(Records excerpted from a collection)

----------------------------------------

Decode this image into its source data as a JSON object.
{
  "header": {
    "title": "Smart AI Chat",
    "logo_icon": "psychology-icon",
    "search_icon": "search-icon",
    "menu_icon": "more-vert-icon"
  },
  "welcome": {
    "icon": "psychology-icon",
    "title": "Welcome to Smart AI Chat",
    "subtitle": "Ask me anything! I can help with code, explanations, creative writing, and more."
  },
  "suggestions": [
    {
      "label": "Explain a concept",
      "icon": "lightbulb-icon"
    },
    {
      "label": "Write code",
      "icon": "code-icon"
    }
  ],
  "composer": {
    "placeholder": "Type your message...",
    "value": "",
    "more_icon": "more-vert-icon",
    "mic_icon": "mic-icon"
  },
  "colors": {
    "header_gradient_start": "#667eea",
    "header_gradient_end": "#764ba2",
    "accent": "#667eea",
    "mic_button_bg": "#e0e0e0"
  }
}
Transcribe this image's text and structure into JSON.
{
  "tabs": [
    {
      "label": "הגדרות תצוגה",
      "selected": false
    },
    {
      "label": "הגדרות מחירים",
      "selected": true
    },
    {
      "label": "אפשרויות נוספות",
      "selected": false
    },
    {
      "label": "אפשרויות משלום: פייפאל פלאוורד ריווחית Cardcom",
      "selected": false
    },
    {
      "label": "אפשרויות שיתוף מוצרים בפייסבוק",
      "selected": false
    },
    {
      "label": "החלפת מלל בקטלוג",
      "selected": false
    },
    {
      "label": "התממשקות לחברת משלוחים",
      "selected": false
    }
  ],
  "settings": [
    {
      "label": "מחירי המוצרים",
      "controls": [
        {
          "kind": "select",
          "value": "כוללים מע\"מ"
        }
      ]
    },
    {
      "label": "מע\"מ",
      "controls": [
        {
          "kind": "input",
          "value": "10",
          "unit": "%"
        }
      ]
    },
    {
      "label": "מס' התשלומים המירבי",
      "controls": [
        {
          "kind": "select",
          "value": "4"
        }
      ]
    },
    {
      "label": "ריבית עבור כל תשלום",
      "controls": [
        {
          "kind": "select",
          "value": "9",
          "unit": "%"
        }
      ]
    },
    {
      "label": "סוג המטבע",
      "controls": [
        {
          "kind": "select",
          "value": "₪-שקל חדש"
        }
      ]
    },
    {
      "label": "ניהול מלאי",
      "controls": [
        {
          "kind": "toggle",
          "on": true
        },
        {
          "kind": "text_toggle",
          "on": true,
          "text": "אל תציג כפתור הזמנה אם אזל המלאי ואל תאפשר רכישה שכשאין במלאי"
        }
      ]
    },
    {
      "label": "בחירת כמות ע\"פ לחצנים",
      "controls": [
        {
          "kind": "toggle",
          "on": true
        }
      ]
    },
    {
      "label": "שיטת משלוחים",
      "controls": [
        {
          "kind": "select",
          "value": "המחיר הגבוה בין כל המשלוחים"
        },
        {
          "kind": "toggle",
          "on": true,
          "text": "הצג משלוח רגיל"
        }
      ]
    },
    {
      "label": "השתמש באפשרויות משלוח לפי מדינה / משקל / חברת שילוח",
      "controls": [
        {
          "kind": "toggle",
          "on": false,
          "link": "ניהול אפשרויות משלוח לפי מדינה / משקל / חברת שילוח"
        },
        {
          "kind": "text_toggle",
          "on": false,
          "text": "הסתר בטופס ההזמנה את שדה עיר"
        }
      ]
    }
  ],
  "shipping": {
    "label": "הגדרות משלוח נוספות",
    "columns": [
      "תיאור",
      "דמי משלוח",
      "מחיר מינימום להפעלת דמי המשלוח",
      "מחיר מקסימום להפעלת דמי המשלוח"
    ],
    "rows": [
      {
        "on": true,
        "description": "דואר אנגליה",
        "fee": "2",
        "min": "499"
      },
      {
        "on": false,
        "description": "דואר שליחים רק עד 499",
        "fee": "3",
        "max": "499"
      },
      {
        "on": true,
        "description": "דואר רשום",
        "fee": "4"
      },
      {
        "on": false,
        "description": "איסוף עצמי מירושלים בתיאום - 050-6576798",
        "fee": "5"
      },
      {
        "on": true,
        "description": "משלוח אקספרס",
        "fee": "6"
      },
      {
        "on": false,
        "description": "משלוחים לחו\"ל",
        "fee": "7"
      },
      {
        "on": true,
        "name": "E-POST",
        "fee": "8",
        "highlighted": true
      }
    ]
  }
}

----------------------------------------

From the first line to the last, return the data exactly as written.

Decode this image into its source data as a JSON object.
{
  "header": {
    "title": "Smart AI Chat",
    "logo_icon": "psychology-icon",
    "search_icon": "search-icon",
    "menu_icon": "more-vert-icon"
  },
  "welcome": {
    "icon": "psychology-icon",
    "title": "Welcome to Smart AI Chat",
    "subtitle": "Ask me anything! I can help with code, explanations, creative writing, and more."
  },
  "suggestions": [
    {
      "label": "Explain a concept",
      "icon": "lightbulb-icon"
    },
    {
      "label": "Write code",
      "icon": "code-icon"
    }
  ],
  "composer": {
    "placeholder": "Type your message...",
    "value": "",
    "more_icon": "more-vert-icon",
    "mic_icon": "mic-icon"
  },
  "colors": {
    "header_gradient_start": "#667eea",
    "header_gradient_end": "#764ba2",
    "accent": "#667eea",
    "mic_button_bg": "#e0e0e0"
  }
}
Transcribe this image's text and structure into JSON.
{
  "tabs": [
    {
      "label": "הגדרות תצוגה",
      "selected": false
    },
    {
      "label": "הגדרות מחירים",
      "selected": true
    },
    {
      "label": "אפשרויות נוספות",
      "selected": false
    },
    {
      "label": "אפשרויות משלום: פייפאל פלאוורד ריווחית Cardcom",
      "selected": false
    },
    {
      "label": "אפשרויות שיתוף מוצרים בפייסבוק",
      "selected": false
    },
    {
      "label": "החלפת מלל בקטלוג",
      "selected": false
    },
    {
      "label": "התממשקות לחברת משלוחים",
      "selected": false
    }
  ],
  "settings": [
    {
      "label": "מחירי המוצרים",
      "controls": [
        {
          "kind": "select",
          "value": "כוללים מע\"מ"
        }
      ]
    },
    {
      "label": "מע\"מ",
      "controls": [
        {
          "kind": "input",
          "value": "10",
          "unit": "%"
        }
      ]
    },
    {
      "label": "מס' התשלומים המירבי",
      "controls": [
        {
          "kind": "select",
          "value": "4"
        }
      ]
    },
    {
      "label": "ריבית עבור כל תשלום",
      "controls": [
        {
          "kind": "select",
          "value": "9",
          "unit": "%"
        }
      ]
    },
    {
      "label": "סוג המטבע",
      "controls": [
        {
          "kind": "select",
          "value": "₪-שקל חדש"
        }
      ]
    },
    {
      "label": "ניהול מלאי",
      "controls": [
        {
          "kind": "toggle",
          "on": true
        },
        {
          "kind": "text_toggle",
          "on": true,
          "text": "אל תציג כפתור הזמנה אם אזל המלאי ואל תאפשר רכישה שכשאין במלאי"
        }
      ]
    },
    {
      "label": "בחירת כמות ע\"פ לחצנים",
      "controls": [
        {
          "kind": "toggle",
          "on": true
        }
      ]
    },
    {
      "label": "שיטת משלוחים",
      "controls": [
        {
          "kind": "select",
          "value": "המחיר הגבוה בין כל המשלוחים"
        },
        {
          "kind": "toggle",
          "on": true,
          "text": "הצג משלוח רגיל"
        }
      ]
    },
    {
      "label": "השתמש באפשרויות משלוח לפי מדינה / משקל / חברת שילוח",
      "controls": [
        {
          "kind": "toggle",
          "on": false,
          "link": "ניהול אפשרויות משלוח לפי מדינה / משקל / חברת שילוח"
        },
        {
          "kind": "text_toggle",
          "on": false,
          "text": "הסתר בטופס ההזמנה את שדה עיר"
        }
      ]
    }
  ],
  "shipping": {
    "label": "הגדרות משלוח נוספות",
    "columns": [
      "תיאור",
      "דמי משלוח",
      "מחיר מינימום להפעלת דמי המשלוח",
      "מחיר מקסימום להפעלת דמי המשלוח"
    ],
    "rows": [
      {
        "on": true,
        "description": "דואר אנגליה",
        "fee": "2",
        "min": "499"
      },
      {
        "on": false,
        "description": "דואר שליחים רק עד 499",
        "fee": "3",
        "max": "499"
      },
      {
        "on": true,
        "description": "דואר רשום",
        "fee": "4"
      },
      {
        "on": false,
        "description": "איסוף עצמי מירושלים בתיאום - 050-6576798",
        "fee": "5"
      },
      {
        "on": true,
        "description": "משלוח אקספרס",
        "fee": "6"
      },
      {
        "on": false,
        "description": "משלוחים לחו\"ל",
        "fee": "7"
      },
      {
        "on": true,
        "name": "E-POST",
        "fee": "8",
        "highlighted": true
      }
    ]
  }
}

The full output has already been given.